    sorry for the confusion
    I did help build a demonstration cylinder as described.
    I did not make the inflatable form, Lloyd Turner did.
    Making one isn't very hard to do, though.
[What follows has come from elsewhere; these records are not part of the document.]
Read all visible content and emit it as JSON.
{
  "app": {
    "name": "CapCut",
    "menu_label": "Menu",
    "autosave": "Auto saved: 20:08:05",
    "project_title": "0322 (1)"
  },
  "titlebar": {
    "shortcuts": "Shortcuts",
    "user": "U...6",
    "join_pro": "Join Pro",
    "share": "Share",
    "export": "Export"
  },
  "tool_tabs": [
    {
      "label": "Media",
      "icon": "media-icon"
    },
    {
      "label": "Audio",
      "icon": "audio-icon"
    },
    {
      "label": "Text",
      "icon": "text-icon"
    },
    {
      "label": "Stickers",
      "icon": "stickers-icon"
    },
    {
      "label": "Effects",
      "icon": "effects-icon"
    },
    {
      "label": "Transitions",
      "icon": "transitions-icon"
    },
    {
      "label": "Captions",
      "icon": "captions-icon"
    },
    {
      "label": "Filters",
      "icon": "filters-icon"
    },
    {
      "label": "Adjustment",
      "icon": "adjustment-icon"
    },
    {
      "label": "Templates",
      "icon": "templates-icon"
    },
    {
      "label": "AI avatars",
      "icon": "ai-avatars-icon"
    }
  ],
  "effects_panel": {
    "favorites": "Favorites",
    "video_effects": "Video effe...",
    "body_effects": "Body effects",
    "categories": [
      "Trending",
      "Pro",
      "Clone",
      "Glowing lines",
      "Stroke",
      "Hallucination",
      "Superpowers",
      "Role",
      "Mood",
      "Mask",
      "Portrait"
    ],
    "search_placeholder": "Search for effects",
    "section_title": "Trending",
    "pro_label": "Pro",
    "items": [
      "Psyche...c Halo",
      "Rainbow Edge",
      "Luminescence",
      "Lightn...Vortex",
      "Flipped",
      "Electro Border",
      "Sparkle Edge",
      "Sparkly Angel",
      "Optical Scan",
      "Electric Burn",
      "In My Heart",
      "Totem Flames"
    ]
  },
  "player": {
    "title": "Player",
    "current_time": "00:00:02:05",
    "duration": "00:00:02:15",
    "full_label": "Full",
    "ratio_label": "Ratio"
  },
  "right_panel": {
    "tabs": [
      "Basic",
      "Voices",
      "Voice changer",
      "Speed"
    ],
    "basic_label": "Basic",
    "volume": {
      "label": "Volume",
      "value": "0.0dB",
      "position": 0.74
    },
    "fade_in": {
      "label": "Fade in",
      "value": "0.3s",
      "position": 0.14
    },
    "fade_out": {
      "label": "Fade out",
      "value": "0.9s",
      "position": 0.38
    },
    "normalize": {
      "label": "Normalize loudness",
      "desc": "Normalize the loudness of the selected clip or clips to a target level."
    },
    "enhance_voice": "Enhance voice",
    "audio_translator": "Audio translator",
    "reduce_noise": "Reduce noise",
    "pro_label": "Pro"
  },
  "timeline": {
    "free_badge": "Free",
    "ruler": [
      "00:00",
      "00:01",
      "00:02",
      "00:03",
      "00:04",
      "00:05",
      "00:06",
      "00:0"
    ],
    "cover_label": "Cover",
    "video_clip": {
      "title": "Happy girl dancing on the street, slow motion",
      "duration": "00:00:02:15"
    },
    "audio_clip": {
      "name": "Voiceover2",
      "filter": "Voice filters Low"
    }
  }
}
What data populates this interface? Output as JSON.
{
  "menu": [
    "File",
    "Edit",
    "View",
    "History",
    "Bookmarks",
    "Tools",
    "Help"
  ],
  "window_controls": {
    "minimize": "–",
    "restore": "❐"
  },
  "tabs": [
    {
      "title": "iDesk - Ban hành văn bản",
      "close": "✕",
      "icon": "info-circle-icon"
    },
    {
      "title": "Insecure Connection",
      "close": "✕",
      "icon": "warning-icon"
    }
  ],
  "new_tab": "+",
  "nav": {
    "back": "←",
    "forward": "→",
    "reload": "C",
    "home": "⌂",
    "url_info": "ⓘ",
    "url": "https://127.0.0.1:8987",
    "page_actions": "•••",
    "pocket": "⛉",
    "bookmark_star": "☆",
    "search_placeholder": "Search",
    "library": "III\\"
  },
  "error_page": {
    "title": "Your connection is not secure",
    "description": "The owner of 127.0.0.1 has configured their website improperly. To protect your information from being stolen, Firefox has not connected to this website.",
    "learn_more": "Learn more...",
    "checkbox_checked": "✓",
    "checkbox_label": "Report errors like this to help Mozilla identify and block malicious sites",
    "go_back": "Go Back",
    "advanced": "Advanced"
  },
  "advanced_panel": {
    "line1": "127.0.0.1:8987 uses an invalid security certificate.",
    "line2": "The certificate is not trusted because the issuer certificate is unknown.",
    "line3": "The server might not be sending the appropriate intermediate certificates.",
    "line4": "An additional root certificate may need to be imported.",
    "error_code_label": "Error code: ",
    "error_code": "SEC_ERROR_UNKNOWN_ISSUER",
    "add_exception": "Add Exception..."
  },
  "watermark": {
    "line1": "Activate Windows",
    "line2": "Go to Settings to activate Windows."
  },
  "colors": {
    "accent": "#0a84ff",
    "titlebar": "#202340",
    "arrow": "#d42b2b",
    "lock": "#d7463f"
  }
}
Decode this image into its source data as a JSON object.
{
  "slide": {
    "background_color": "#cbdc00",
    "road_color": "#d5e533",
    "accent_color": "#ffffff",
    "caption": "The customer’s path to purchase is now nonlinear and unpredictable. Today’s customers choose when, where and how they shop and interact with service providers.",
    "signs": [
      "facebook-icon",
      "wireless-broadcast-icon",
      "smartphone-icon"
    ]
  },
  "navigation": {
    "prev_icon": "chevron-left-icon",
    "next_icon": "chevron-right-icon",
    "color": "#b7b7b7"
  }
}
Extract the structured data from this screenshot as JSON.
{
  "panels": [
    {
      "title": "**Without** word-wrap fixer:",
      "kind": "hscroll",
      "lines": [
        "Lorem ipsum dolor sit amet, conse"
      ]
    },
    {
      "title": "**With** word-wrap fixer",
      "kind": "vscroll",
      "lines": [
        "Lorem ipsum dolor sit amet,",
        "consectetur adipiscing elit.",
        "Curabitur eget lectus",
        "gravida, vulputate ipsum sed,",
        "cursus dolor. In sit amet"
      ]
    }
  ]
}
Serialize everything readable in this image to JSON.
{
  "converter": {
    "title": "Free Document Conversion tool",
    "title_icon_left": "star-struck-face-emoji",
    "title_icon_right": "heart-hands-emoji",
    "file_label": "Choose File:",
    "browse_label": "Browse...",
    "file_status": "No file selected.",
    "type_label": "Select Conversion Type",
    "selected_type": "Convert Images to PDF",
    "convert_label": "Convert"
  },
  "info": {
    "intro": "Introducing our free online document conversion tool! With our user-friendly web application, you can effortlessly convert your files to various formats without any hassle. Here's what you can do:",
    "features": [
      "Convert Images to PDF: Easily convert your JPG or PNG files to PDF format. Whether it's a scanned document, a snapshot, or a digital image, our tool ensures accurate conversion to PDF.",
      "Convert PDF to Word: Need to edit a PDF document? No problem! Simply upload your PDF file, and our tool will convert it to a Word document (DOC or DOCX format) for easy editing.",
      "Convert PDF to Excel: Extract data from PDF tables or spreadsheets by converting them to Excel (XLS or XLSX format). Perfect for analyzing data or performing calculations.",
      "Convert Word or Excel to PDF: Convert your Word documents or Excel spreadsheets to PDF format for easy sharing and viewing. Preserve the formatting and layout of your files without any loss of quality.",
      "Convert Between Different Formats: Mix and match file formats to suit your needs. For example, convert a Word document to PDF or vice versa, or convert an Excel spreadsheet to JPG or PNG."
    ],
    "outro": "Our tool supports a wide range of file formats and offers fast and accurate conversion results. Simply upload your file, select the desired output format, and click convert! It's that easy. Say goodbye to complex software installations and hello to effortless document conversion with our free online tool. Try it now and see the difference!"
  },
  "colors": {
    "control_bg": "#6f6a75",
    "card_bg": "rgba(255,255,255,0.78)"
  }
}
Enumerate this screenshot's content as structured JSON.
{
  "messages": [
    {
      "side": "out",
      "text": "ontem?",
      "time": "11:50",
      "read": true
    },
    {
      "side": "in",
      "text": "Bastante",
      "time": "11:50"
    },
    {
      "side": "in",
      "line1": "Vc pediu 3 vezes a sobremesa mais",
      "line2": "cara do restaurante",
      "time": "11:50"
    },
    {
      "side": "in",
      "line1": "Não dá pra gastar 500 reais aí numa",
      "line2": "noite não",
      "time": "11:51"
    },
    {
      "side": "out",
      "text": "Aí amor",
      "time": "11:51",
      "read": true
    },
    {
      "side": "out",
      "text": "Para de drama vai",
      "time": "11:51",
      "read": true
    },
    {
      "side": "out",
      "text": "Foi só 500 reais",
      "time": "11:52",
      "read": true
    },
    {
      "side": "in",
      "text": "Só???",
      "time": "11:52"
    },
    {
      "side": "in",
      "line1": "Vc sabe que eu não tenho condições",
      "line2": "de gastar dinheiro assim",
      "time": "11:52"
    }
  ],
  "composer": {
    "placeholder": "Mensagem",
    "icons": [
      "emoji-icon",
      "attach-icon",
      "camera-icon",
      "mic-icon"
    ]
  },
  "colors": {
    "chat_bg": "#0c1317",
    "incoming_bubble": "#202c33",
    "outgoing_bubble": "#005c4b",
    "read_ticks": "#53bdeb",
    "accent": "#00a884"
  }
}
If I wanted to build a house like this, I would make my own forms instead of buying them.
    Gary